The standard argument for keeping the field open is that doing so is a way to put a more diverse set of issues and viewpoints on the agenda. It’s a good argument. But the right approach, at this point in the campaign, is not to worry about how to be fair to the also-rans, but how to use them to find out more about the leading candidates. While, yes, the voting remains to be done, it’s safe to say that neither Republican primary voters nor other politically engaged individuals need exhaustive coverage of Santorum’s take on every issue at this point. But it would be interesting to know how Mitt Romney (and other serious candidates, if any emerge) responds to Santorum’s case for manufacturing-based industrial policy, or Paul’s stance on foreign affairs, or Jon Huntsman’s views on trade with China, or—to cite a candidate who really has been frozen out of the debate—Buddy Roemer’s take on campaign finance. And who knows? Maybe there’s a good reason to work Bachmann in here, too.
02:39 PM - November 14, 2011
It Wasn’t ‘Liberal Media’ That Froze Out Bachmann
And why the press is right to focus on the front-runners
Stop using ‘Brooklyn’ to mean hipster neighborhoods - Elite-oriented outlets typically only cover the borough’s most affluent, Manhattan-adjacent neighborhoods
The Reporters Committee is about to start suing people to help journalists - Katie Townsend joins the organization as its first litigation director
How a Nebraska newspaper kicked off a major prison sentencing scandal - The Omaha World-Herald found that hundreds of inmates were being released early
On media freedom, United Nations plays by its own rules - Months of international crises raises the stakes for reporting on the UN, but investigative journalists remain without a right to information
Keep calm and write a headline worth reading - Ease up on the exaggerations because someday you may need those explosive adjectives when a truly big story lands
Email blasts from CJR writers and editors
Apple included language in its first Transparency Report to say that it had not been subject to a Section 215 Patriot Act request.
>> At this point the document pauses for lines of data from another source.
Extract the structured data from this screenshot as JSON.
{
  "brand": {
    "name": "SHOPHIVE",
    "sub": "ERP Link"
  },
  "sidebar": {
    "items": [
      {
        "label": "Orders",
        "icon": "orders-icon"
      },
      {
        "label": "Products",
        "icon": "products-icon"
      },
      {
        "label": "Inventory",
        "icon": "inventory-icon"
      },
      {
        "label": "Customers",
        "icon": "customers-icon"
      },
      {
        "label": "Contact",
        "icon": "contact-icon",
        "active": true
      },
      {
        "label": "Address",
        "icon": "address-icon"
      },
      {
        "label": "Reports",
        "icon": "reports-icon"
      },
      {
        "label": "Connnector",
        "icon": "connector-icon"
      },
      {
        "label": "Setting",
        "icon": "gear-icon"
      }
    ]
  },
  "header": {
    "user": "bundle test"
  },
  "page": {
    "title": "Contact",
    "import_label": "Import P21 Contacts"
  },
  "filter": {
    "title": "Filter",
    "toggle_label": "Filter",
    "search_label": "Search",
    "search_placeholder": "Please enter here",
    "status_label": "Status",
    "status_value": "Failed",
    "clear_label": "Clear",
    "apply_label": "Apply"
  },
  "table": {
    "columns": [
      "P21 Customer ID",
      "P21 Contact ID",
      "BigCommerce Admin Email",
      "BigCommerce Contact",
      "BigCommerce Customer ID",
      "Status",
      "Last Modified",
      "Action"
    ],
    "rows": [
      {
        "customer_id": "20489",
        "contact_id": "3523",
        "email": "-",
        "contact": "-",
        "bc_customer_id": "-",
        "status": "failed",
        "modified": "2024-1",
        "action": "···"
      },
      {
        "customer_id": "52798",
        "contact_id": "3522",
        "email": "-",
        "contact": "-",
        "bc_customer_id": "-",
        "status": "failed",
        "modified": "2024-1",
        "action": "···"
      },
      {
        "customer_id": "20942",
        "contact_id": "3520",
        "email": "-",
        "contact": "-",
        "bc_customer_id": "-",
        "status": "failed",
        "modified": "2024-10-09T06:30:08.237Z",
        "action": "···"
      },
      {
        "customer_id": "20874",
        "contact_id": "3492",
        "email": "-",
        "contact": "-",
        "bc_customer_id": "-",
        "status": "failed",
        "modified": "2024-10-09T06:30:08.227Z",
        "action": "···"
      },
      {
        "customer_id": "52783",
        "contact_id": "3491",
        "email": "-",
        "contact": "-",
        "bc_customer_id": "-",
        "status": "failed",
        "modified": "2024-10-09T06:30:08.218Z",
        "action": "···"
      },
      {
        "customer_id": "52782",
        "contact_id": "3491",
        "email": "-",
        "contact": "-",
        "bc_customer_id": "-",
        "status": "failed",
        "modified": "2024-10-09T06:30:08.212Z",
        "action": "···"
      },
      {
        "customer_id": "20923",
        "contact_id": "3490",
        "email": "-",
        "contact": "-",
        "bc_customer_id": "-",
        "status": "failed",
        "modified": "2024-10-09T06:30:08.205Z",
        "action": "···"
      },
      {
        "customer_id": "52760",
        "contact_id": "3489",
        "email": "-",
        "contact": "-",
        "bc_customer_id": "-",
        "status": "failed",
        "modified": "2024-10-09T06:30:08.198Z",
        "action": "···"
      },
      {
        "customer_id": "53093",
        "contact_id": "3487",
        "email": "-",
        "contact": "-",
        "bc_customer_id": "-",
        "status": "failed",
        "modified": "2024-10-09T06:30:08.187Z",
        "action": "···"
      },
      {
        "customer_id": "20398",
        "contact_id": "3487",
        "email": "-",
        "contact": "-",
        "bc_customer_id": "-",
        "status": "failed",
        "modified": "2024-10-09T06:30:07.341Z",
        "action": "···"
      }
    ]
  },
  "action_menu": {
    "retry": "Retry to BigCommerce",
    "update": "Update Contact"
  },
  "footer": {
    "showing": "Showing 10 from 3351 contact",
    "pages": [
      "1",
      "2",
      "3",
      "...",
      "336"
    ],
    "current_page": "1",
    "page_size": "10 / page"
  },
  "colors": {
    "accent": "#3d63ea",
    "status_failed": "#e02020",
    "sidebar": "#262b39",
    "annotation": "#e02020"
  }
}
That language is now gone.
Buzzword, buzzword, buzzword. Isn’t the buzzword on your mind now? Perhaps it is on other people’s minds? Read on or you’ll be clueless, dated, and without any friends in the world. Buzzword again!
The British reporter-turned-editor has made good on her promises to bring politics to the magazine, win some very big-deal journalism awards, and secure the most interesting exclusive interviews
From Guatemala to New Haven, and still in limbo
Greg Marx discusses democracy and news with Tom Rosenstiel of the American Press Institute
Who Owns What
A report from the Columbia University Graduate School of Journalism
Questions and exercises for journalism students.